**Task description**.
Print all of the data exactly, but drop the pictures.

(Entries from a dataset of interfaces)

+--

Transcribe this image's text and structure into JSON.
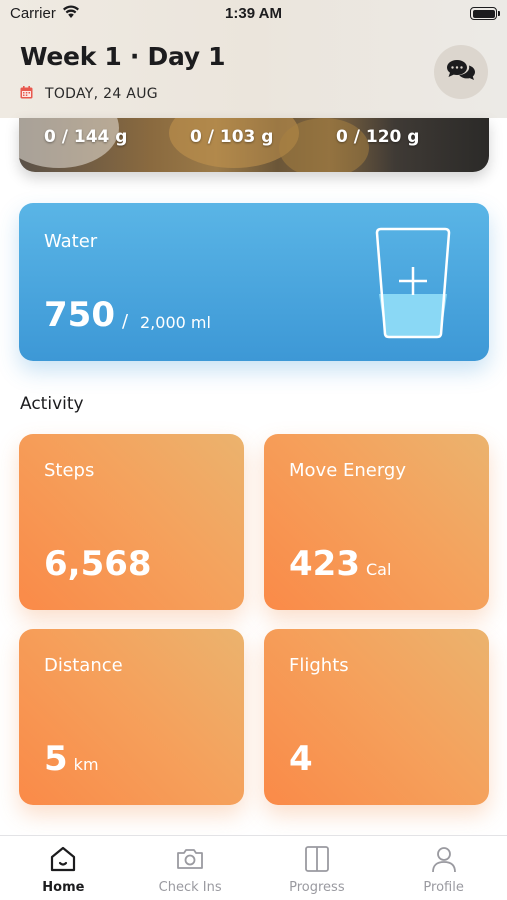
{
  "status_bar": {
    "carrier": "Carrier",
    "time": "1:39 AM"
  },
  "header": {
    "title": "Week 1 · Day 1",
    "date": "TODAY, 24 AUG"
  },
  "macros": [
    {
      "value": "0 / 144 g"
    },
    {
      "value": "0 / 103 g"
    },
    {
      "value": "0 / 120 g"
    }
  ],
  "water": {
    "title": "Water",
    "value": "750",
    "separator": "/",
    "goal": "2,000 ml",
    "fill_fraction": 0.375
  },
  "activity": {
    "title": "Activity",
    "tiles": [
      {
        "label": "Steps",
        "value": "6,568",
        "unit": ""
      },
      {
        "label": "Move Energy",
        "value": "423",
        "unit": "Cal"
      },
      {
        "label": "Distance",
        "value": "5",
        "unit": "km"
      },
      {
        "label": "Flights",
        "value": "4",
        "unit": ""
      }
    ]
  },
  "tab_bar": {
    "active": "Home",
    "tabs": [
      {
        "label": "Home",
        "icon": "home-icon"
      },
      {
        "label": "Check Ins",
        "icon": "camera-icon"
      },
      {
        "label": "Progress",
        "icon": "book-icon"
      },
      {
        "label": "Profile",
        "icon": "person-icon"
      }
    ]
  },
  "colors": {
    "water_card": "#4aa7de",
    "activity_tile": "#f5a15c",
    "calendar_icon": "#e8584e"
  }
}
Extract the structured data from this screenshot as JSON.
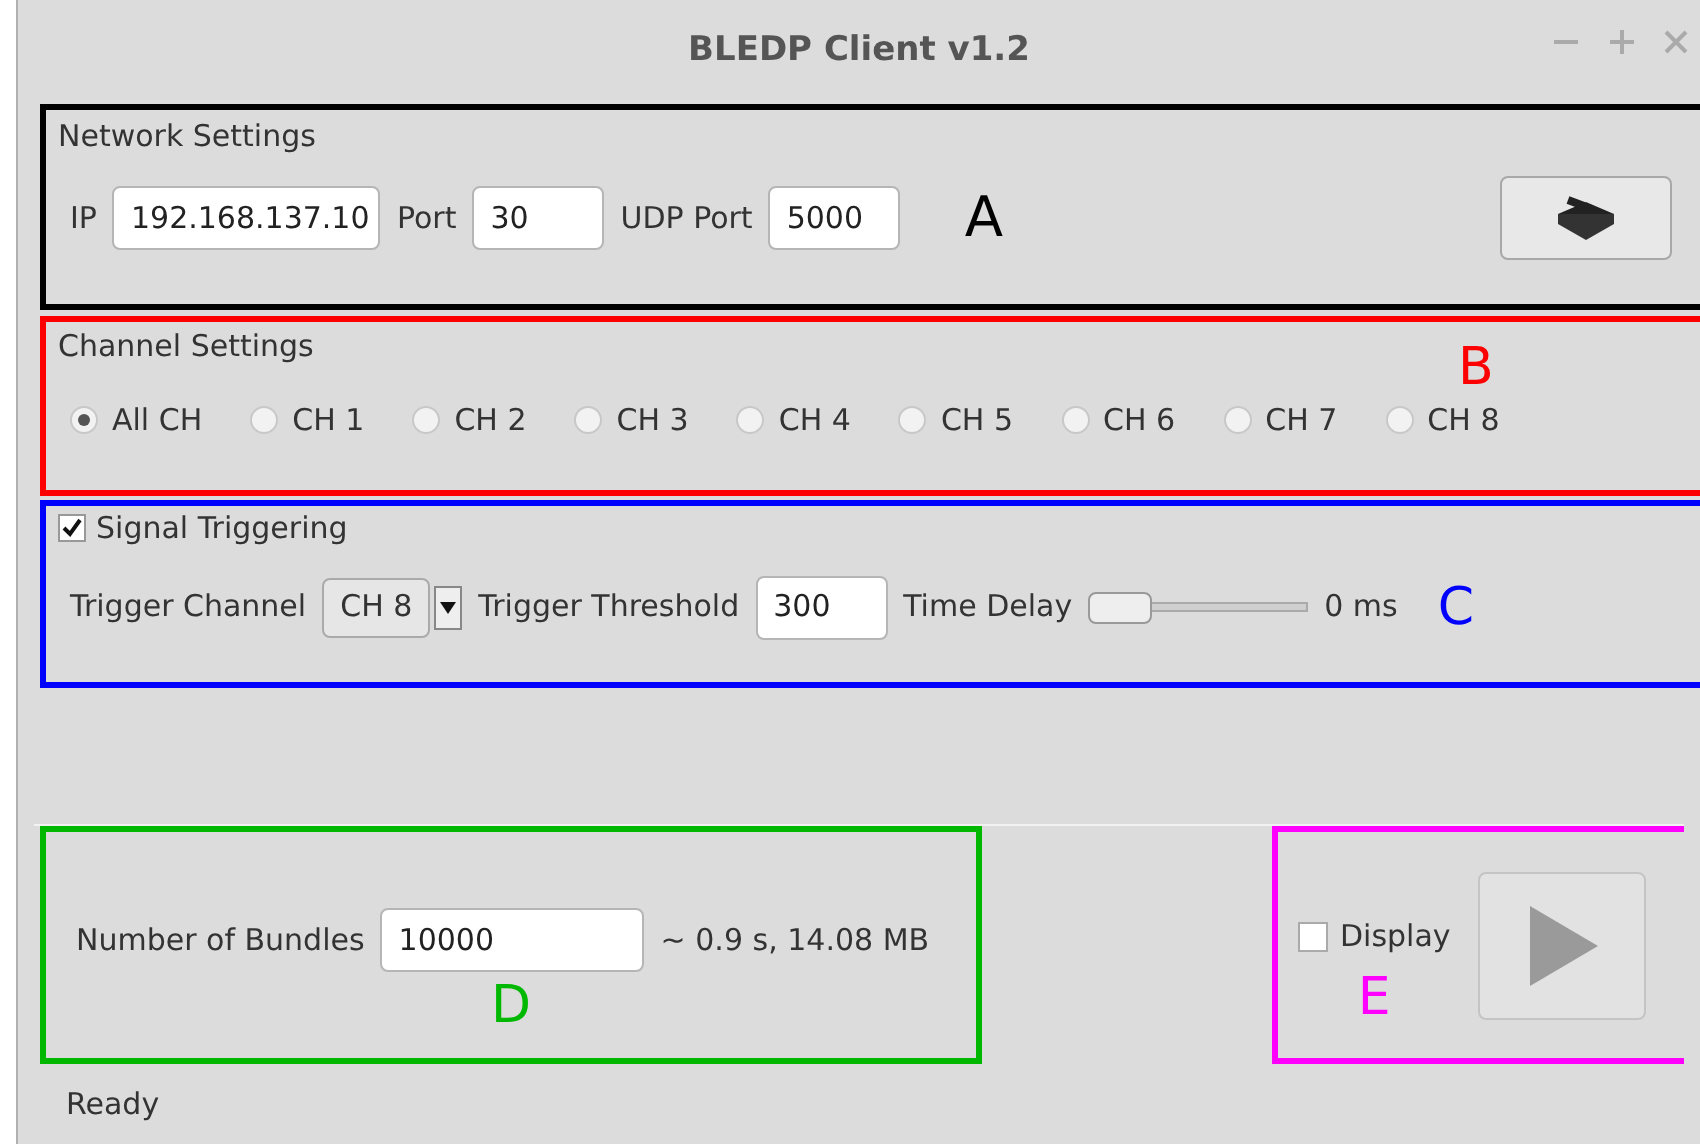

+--

**Solution**.
Transcribe this image's text and structure into JSON.
{
  "status_bar": {
    "carrier": "Carrier",
    "time": "1:39 AM"
  },
  "header": {
    "title": "Week 1 · Day 1",
    "date": "TODAY, 24 AUG"
  },
  "macros": [
    {
      "value": "0 / 144 g"
    },
    {
      "value": "0 / 103 g"
    },
    {
      "value": "0 / 120 g"
    }
  ],
  "water": {
    "title": "Water",
    "value": "750",
    "separator": "/",
    "goal": "2,000 ml",
    "fill_fraction": 0.375
  },
  "activity": {
    "title": "Activity",
    "tiles": [
      {
        "label": "Steps",
        "value": "6,568",
        "unit": ""
      },
      {
        "label": "Move Energy",
        "value": "423",
        "unit": "Cal"
      },
      {
        "label": "Distance",
        "value": "5",
        "unit": "km"
      },
      {
        "label": "Flights",
        "value": "4",
        "unit": ""
      }
    ]
  },
  "tab_bar": {
    "active": "Home",
    "tabs": [
      {
        "label": "Home",
        "icon": "home-icon"
      },
      {
        "label": "Check Ins",
        "icon": "camera-icon"
      },
      {
        "label": "Progress",
        "icon": "book-icon"
      },
      {
        "label": "Profile",
        "icon": "person-icon"
      }
    ]
  },
  "colors": {
    "water_card": "#4aa7de",
    "activity_tile": "#f5a15c",
    "calendar_icon": "#e8584e"
  }
}
Extract the structured data from this screenshot as JSON.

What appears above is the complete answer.